== Segment start ==

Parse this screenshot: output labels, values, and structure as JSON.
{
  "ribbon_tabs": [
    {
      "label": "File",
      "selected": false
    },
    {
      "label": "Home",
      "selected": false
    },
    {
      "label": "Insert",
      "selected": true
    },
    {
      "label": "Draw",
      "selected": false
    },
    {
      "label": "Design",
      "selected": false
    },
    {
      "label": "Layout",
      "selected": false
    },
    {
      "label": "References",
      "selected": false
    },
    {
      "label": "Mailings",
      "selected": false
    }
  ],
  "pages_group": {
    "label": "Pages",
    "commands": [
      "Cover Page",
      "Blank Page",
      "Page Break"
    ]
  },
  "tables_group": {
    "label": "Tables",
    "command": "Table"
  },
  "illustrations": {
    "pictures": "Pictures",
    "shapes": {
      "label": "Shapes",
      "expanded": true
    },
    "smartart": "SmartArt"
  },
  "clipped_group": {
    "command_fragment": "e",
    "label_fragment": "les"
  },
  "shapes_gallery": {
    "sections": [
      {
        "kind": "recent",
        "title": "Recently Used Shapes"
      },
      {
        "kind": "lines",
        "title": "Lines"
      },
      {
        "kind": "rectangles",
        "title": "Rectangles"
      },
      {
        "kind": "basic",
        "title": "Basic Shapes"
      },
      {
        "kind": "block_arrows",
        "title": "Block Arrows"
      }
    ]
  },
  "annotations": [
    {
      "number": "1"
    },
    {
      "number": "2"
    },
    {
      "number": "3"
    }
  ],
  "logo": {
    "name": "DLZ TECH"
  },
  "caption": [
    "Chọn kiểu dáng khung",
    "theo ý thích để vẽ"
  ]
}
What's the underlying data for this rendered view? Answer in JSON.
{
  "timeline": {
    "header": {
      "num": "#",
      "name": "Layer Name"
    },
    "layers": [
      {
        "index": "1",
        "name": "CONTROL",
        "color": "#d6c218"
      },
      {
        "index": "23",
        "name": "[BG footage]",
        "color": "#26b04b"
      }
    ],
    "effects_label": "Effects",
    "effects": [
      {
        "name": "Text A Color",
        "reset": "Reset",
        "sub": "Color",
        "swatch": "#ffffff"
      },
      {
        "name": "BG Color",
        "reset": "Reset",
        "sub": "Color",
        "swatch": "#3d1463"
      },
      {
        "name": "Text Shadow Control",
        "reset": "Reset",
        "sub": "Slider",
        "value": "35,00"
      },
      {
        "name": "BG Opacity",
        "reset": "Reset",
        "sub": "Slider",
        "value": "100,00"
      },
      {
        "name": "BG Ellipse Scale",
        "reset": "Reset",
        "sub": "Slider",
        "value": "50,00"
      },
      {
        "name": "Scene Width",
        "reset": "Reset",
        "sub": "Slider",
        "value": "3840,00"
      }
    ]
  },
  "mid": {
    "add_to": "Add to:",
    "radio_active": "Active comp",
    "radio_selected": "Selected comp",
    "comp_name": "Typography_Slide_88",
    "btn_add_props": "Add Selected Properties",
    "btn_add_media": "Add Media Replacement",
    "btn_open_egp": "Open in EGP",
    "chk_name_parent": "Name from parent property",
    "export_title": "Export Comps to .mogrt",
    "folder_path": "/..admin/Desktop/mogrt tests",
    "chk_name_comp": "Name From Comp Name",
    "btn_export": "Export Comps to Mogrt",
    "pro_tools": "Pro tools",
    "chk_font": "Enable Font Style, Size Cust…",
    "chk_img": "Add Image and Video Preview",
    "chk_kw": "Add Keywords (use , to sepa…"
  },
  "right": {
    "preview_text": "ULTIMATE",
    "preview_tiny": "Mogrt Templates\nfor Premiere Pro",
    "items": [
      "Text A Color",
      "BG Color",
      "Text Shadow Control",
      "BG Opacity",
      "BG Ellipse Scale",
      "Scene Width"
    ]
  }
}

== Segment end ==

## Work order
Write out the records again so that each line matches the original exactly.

## Written solution
Parse this screenshot: output labels, values, and structure as JSON.
{
  "ribbon_tabs": [
    {
      "label": "File",
      "selected": false
    },
    {
      "label": "Home",
      "selected": false
    },
    {
      "label": "Insert",
      "selected": true
    },
    {
      "label": "Draw",
      "selected": false
    },
    {
      "label": "Design",
      "selected": false
    },
    {
      "label": "Layout",
      "selected": false
    },
    {
      "label": "References",
      "selected": false
    },
    {
      "label": "Mailings",
      "selected": false
    }
  ],
  "pages_group": {
    "label": "Pages",
    "commands": [
      "Cover Page",
      "Blank Page",
      "Page Break"
    ]
  },
  "tables_group": {
    "label": "Tables",
    "command": "Table"
  },
  "illustrations": {
    "pictures": "Pictures",
    "shapes": {
      "label": "Shapes",
      "expanded": true
    },
    "smartart": "SmartArt"
  },
  "clipped_group": {
    "command_fragment": "e",
    "label_fragment": "les"
  },
  "shapes_gallery": {
    "sections": [
      {
        "kind": "recent",
        "title": "Recently Used Shapes"
      },
      {
        "kind": "lines",
        "title": "Lines"
      },
      {
        "kind": "rectangles",
        "title": "Rectangles"
      },
      {
        "kind": "basic",
        "title": "Basic Shapes"
      },
      {
        "kind": "block_arrows",
        "title": "Block Arrows"
      }
    ]
  },
  "annotations": [
    {
      "number": "1"
    },
    {
      "number": "2"
    },
    {
      "number": "3"
    }
  ],
  "logo": {
    "name": "DLZ TECH"
  },
  "caption": [
    "Chọn kiểu dáng khung",
    "theo ý thích để vẽ"
  ]
}
What's the underlying data for this rendered view? Answer in JSON.
{
  "timeline": {
    "header": {
      "num": "#",
      "name": "Layer Name"
    },
    "layers": [
      {
        "index": "1",
        "name": "CONTROL",
        "color": "#d6c218"
      },
      {
        "index": "23",
        "name": "[BG footage]",
        "color": "#26b04b"
      }
    ],
    "effects_label": "Effects",
    "effects": [
      {
        "name": "Text A Color",
        "reset": "Reset",
        "sub": "Color",
        "swatch": "#ffffff"
      },
      {
        "name": "BG Color",
        "reset": "Reset",
        "sub": "Color",
        "swatch": "#3d1463"
      },
      {
        "name": "Text Shadow Control",
        "reset": "Reset",
        "sub": "Slider",
        "value": "35,00"
      },
      {
        "name": "BG Opacity",
        "reset": "Reset",
        "sub": "Slider",
        "value": "100,00"
      },
      {
        "name": "BG Ellipse Scale",
        "reset": "Reset",
        "sub": "Slider",
        "value": "50,00"
      },
      {
        "name": "Scene Width",
        "reset": "Reset",
        "sub": "Slider",
        "value": "3840,00"
      }
    ]
  },
  "mid": {
    "add_to": "Add to:",
    "radio_active": "Active comp",
    "radio_selected": "Selected comp",
    "comp_name": "Typography_Slide_88",
    "btn_add_props": "Add Selected Properties",
    "btn_add_media": "Add Media Replacement",
    "btn_open_egp": "Open in EGP",
    "chk_name_parent": "Name from parent property",
    "export_title": "Export Comps to .mogrt",
    "folder_path": "/..admin/Desktop/mogrt tests",
    "chk_name_comp": "Name From Comp Name",
    "btn_export": "Export Comps to Mogrt",
    "pro_tools": "Pro tools",
    "chk_font": "Enable Font Style, Size Cust…",
    "chk_img": "Add Image and Video Preview",
    "chk_kw": "Add Keywords (use , to sepa…"
  },
  "right": {
    "preview_text": "ULTIMATE",
    "preview_tiny": "Mogrt Templates\nfor Premiere Pro",
    "items": [
      "Text A Color",
      "BG Color",
      "Text Shadow Control",
      "BG Opacity",
      "BG Ellipse Scale",
      "Scene Width"
    ]
  }
}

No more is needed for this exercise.